Patricia, not Patrick: our longest serving female member on her career journey

Written by: The Tax Institute

Published: 18 Oct 2023


Patricia, not Patrick

Pat James at Rottnest Tax Retreat in 2022   

Patricia, not Patrick: Our longest-serving female member on her career journey

A lady may never reveal her age, but Patricia James, known as Pat, is proud to reveal that with 52 years of membership under her belt (and counting), she is The Tax Institute’s longest-serving female member.

Pat, who founded her own firm named Pat James, which eventually became James & Condron, left school at age 15. With a desire to pursue higher education and limited options available to her, Pat attended night school to complete her accountancy course. 

As far as Pat remembers, she was the only female in her accounting class, and at the time, Pat remembers females making up only about 2% of accountants overall. 

“It was like a dating agency, I had all these young men to myself,” she jokes.

Leaving the ladders down

As a pioneer woman in the Australian tax profession, Pat has a long and proud practice of helping to employ and develop other young women pursuing a career in tax and accounting.

“When I started my firm, I did always look for female accountants,” she says.

“They were hard to find in the beginning, but the numbers gradually increased. I also noticed when I did an analysis of my practice, I had a larger proportion of female clients than most practices, because of course they found it easier to communicate with a woman than with a man.”

In the 70s, she remembers advertising an open position for an accountant and encountering an unexpected hiring roadblock.

“Because my name is Pat, some people assume it's Patrick. I had one fellow who said, ‘Oh no, I can't come for the interview because I couldn't possibly work for a female.’ In fact, that same person eventually became a member of the tax discussion group I'm in. He knew who I was and I knew who he was, but we never discussed it,” she laughs.

Growing a business and owning your work
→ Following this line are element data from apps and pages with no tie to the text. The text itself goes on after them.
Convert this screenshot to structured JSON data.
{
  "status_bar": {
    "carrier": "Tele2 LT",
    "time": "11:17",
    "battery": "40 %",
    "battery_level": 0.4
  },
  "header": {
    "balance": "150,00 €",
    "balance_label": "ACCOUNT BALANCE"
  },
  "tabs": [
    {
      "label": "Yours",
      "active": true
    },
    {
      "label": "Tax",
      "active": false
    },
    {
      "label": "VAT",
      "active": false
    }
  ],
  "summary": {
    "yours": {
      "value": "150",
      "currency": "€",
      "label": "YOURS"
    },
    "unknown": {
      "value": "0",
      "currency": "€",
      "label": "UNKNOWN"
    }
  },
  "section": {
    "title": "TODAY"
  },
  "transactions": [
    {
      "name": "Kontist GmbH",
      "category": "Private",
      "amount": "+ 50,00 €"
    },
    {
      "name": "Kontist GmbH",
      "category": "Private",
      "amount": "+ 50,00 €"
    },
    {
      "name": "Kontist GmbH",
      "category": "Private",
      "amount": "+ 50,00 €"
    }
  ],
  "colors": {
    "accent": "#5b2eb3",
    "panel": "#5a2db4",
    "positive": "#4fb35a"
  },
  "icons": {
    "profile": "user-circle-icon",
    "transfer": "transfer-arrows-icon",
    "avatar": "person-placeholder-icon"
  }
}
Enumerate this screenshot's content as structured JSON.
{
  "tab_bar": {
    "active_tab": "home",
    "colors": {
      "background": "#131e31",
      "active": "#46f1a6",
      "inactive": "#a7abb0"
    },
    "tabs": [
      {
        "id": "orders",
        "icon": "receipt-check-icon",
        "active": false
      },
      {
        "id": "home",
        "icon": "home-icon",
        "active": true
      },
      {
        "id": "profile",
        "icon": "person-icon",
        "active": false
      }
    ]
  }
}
Pat sold her practice around 20 years ago, and now keeps a handful of long-term clients — the ones who wouldn’t let her retire. The staffing concerns involved in running a large practice are one thing she won’t miss and, having started her career in the days of typewriters and carbon paper, she has embraced the role of technology in enabling her to now manage her work more effectively herself.

"I went from being a one-person practice to then expanding — employing staff, taking on a partner and expanding even further. And then when I sold the practice, I went back to being a one-person practice,” she says.

“It's been a breeze not to have staff. It's been a joy to do everything myself to know that everything that goes out the door is well-produced and I understand it. And if there's a mistake in it, well, it's my responsibility. Because of the changes in technology, you can do it much more simply... technology has enabled me to do everything myself.”

Active and always developing

And when Pat says everything, she means everything.  Aside from keeping up with her client obligations, Pat is an active member of the Joint Tax Planning Discussion Group No. 6, which she joined around 50 years ago when it was named the Tax and Estate Planning Discussion Group No. 6. Although originally from Melbourne, she now lives in WA and joins the group online.

She also remains active in professional development events, attending the Rottnest Tax Retreat as recently as last year. Throughout her career, she has presented at many events Australia-wide and served on committees for both The Tax Institute and the Institute of Chartered Accountants. In fact, her speaking career began right here, with The Tax Institute.

“The very first seminar I gave was for The Tax Institute,” Pat remembers. 

“They asked me to speak on the subject of contractors and consultants. I'd never spoken to an audience before that, so I prepared my paper and there I was in the auditorium and there were about 200 delegates there, which was pretty scary. But it launched me on my side career of speaking to audiences and I enjoyed that in the end.”

Pat regularly keeps up to date with the changing tax landscape through resources such as the Institute’s TaxVine newsletter. 

“Particularly for professional development... I find The Tax Institute is better than a lot of the others for most of the resources,” she says.

Then and now: witnessing an evolving profession

As a long-time practitioner and member of more than half a century, Pat has seen much change come and go not only in the tax profession but in the Institute as well.

“One of the big differences is that when I first started out, you became like a GP, in that you covered all of the Tax Act and all of the intricacies. Whereas now, people tend to specialise in areas because it's far too complex to be across everything,” she says.

Pat reflects fondly on her time with the Institute and as part of a close community of like-minded professionals.

“Reflecting on my time with The Tax Institute, I think the most memorable were the early years. We were much more of a close-knit group and everybody knew everyone else with camaraderie,” she says.

“The other biggest challenge of my career involved working with the tax office, who can sometimes make things difficult. But whatever challenges come about, we always pushed through for our clients, and you could always reflect on these issues with other members of the Institute to understand as much as possible.” 

Although the Institute has grown since those early days and now has members all around the country – who you may not know by name – the camaraderie and focus on excellent development opportunities remain. Pat is still a current member of the Institute, and we are delighted to have such an inspiring practitioner in our community.